REQUIREMENT:
Extract all of the entries and give them again, word for word.

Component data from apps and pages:

Content starts

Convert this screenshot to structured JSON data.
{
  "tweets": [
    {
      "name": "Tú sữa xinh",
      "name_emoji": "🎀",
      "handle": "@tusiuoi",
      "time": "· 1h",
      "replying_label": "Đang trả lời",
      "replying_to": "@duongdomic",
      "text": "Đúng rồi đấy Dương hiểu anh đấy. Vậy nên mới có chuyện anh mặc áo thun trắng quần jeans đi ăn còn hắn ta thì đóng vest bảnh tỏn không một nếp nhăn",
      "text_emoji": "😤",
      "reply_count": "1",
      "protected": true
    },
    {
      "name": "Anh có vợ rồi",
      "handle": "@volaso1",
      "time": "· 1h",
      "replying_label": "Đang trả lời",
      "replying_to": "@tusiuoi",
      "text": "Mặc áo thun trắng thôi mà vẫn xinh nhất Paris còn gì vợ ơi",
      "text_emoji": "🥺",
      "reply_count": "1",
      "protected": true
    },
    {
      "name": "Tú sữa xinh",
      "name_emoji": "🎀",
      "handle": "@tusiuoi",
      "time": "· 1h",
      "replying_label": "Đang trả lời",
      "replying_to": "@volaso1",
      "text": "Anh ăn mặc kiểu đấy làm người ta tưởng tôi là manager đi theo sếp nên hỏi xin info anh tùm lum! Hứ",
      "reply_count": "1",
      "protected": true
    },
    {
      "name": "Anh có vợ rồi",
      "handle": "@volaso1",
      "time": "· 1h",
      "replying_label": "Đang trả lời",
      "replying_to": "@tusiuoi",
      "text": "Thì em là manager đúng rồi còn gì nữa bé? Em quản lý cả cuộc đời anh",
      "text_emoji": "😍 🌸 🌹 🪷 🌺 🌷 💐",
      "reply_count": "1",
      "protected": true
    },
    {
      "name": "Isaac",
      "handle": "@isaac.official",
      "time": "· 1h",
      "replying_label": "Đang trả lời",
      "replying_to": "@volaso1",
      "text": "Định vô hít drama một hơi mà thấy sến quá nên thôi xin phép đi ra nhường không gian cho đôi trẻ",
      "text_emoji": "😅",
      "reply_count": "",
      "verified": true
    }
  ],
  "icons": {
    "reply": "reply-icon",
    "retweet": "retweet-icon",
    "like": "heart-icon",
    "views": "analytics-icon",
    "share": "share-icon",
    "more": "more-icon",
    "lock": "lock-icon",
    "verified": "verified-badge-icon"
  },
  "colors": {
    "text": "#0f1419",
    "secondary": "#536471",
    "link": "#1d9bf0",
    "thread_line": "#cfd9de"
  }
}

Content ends

WRITTEN SOLUTION:
Convert this screenshot to structured JSON data.
{
  "tweets": [
    {
      "name": "Tú sữa xinh",
      "name_emoji": "🎀",
      "handle": "@tusiuoi",
      "time": "· 1h",
      "replying_label": "Đang trả lời",
      "replying_to": "@duongdomic",
      "text": "Đúng rồi đấy Dương hiểu anh đấy. Vậy nên mới có chuyện anh mặc áo thun trắng quần jeans đi ăn còn hắn ta thì đóng vest bảnh tỏn không một nếp nhăn",
      "text_emoji": "😤",
      "reply_count": "1",
      "protected": true
    },
    {
      "name": "Anh có vợ rồi",
      "handle": "@volaso1",
      "time": "· 1h",
      "replying_label": "Đang trả lời",
      "replying_to": "@tusiuoi",
      "text": "Mặc áo thun trắng thôi mà vẫn xinh nhất Paris còn gì vợ ơi",
      "text_emoji": "🥺",
      "reply_count": "1",
      "protected": true
    },
    {
      "name": "Tú sữa xinh",
      "name_emoji": "🎀",
      "handle": "@tusiuoi",
      "time": "· 1h",
      "replying_label": "Đang trả lời",
      "replying_to": "@volaso1",
      "text": "Anh ăn mặc kiểu đấy làm người ta tưởng tôi là manager đi theo sếp nên hỏi xin info anh tùm lum! Hứ",
      "reply_count": "1",
      "protected": true
    },
    {
      "name": "Anh có vợ rồi",
      "handle": "@volaso1",
      "time": "· 1h",
      "replying_label": "Đang trả lời",
      "replying_to": "@tusiuoi",
      "text": "Thì em là manager đúng rồi còn gì nữa bé? Em quản lý cả cuộc đời anh",
      "text_emoji": "😍 🌸 🌹 🪷 🌺 🌷 💐",
      "reply_count": "1",
      "protected": true
    },
    {
      "name": "Isaac",
      "handle": "@isaac.official",
      "time": "· 1h",
      "replying_label": "Đang trả lời",
      "replying_to": "@volaso1",
      "text": "Định vô hít drama một hơi mà thấy sến quá nên thôi xin phép đi ra nhường không gian cho đôi trẻ",
      "text_emoji": "😅",
      "reply_count": "",
      "verified": true
    }
  ],
  "icons": {
    "reply": "reply-icon",
    "retweet": "retweet-icon",
    "like": "heart-icon",
    "views": "analytics-icon",
    "share": "share-icon",
    "more": "more-icon",
    "lock": "lock-icon",
    "verified": "verified-badge-icon"
  },
  "colors": {
    "text": "#0f1419",
    "secondary": "#536471",
    "link": "#1d9bf0",
    "thread_line": "#cfd9de"
  }
}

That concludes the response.